Report all lines in the records that hold the string "scatter".

- - -

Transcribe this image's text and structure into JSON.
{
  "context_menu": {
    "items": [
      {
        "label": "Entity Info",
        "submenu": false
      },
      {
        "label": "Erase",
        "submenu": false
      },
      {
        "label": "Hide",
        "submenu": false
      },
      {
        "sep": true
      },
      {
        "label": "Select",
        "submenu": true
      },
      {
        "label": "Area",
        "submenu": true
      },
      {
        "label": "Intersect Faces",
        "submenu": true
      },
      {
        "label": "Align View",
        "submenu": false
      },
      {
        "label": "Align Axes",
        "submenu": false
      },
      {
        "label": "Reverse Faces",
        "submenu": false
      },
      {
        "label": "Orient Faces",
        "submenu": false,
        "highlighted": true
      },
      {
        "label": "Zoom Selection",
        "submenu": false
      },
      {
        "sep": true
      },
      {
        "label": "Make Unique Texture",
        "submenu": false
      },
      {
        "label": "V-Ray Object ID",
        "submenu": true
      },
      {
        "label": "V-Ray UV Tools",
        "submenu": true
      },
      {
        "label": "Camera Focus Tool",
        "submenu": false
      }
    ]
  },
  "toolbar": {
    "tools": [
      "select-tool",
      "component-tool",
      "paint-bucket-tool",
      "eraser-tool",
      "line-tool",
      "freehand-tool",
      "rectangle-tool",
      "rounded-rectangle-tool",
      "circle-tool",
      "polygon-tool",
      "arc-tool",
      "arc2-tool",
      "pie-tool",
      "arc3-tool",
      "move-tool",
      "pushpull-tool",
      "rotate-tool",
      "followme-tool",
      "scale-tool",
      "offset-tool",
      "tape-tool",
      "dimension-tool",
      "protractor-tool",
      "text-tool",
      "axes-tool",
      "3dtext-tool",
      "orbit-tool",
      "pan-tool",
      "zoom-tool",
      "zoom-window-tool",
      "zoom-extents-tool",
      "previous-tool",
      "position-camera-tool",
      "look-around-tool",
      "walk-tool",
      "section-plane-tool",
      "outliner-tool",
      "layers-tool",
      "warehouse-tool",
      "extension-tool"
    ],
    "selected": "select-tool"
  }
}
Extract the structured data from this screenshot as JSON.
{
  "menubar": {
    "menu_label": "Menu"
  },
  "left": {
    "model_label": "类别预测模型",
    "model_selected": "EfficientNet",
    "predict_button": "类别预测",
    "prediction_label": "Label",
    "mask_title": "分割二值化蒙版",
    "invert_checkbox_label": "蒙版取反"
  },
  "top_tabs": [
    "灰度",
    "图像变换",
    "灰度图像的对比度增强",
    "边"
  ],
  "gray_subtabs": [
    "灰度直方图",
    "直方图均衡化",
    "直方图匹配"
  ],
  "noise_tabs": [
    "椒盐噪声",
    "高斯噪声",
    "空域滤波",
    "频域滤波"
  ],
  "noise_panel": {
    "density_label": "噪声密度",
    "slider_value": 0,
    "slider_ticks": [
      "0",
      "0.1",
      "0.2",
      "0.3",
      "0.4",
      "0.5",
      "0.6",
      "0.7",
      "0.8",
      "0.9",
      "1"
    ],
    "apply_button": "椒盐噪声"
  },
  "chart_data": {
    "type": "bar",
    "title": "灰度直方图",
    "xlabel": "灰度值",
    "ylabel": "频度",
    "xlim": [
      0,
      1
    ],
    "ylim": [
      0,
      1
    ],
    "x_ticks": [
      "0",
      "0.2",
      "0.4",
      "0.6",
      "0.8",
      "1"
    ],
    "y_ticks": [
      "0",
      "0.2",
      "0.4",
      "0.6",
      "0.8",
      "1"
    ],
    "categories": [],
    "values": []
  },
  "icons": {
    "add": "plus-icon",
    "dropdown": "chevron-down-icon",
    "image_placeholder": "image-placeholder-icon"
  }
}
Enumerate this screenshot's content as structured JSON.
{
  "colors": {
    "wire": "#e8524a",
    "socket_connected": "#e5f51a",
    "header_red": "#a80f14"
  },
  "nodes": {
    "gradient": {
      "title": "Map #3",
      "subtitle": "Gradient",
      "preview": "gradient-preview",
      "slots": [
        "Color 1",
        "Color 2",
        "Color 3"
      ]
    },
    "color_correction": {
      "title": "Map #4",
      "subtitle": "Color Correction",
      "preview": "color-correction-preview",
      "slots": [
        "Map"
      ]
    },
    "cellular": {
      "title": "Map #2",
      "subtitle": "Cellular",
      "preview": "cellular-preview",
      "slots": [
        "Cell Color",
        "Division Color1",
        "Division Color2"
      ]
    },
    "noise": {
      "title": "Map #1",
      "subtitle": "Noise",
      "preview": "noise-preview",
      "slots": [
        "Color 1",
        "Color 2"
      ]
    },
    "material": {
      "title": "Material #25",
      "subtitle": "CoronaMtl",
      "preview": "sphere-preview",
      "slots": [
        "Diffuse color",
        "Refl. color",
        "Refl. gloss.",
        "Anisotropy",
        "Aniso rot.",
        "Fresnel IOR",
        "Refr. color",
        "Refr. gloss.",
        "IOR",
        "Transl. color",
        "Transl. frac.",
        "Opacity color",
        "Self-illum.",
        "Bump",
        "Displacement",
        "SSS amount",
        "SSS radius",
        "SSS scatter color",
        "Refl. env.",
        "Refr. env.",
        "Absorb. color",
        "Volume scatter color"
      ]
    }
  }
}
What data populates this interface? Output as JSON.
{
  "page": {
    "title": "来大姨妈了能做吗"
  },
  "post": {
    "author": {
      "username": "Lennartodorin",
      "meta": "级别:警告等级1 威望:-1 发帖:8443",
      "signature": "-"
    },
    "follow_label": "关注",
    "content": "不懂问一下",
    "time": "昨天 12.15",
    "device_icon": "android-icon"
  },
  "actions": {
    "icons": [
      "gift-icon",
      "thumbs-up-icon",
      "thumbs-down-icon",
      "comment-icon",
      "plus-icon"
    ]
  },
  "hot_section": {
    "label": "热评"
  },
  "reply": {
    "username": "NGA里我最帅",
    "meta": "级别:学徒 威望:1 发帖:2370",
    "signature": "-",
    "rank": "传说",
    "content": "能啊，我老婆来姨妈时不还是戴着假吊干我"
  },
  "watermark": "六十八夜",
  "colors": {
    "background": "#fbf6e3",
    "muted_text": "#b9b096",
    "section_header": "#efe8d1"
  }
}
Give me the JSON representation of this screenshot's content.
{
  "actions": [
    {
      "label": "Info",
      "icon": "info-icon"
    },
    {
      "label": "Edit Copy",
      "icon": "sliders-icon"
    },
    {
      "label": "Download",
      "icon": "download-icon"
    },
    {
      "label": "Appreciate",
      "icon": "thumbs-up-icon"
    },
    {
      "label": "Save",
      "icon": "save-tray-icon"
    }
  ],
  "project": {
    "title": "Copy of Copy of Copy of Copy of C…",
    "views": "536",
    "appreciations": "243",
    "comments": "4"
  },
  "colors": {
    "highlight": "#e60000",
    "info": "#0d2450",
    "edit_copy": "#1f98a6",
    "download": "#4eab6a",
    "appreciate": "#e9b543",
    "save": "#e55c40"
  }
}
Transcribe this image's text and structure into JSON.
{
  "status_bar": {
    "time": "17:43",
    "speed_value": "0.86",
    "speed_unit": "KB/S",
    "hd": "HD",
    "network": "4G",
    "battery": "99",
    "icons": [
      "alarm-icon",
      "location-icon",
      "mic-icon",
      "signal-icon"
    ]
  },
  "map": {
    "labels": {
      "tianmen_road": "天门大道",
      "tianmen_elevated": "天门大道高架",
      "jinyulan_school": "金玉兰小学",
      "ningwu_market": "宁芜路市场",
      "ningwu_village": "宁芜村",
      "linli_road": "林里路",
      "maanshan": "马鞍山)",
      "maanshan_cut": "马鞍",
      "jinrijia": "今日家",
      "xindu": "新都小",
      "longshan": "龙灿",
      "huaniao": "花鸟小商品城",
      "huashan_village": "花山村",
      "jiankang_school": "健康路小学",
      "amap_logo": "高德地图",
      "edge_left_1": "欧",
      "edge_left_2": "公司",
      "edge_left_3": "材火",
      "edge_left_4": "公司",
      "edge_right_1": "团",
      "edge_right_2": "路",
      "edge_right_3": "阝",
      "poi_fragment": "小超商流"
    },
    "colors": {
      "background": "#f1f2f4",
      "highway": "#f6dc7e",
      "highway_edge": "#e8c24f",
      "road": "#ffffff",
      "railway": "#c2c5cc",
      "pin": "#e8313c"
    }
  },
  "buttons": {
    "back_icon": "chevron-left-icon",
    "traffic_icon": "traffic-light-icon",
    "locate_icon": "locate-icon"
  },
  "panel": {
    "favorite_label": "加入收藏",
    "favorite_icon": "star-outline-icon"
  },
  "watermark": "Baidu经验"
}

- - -

> [ANSWER TO THIS EXERCISE]:
        "SSS scatter color",
        "Volume scatter color"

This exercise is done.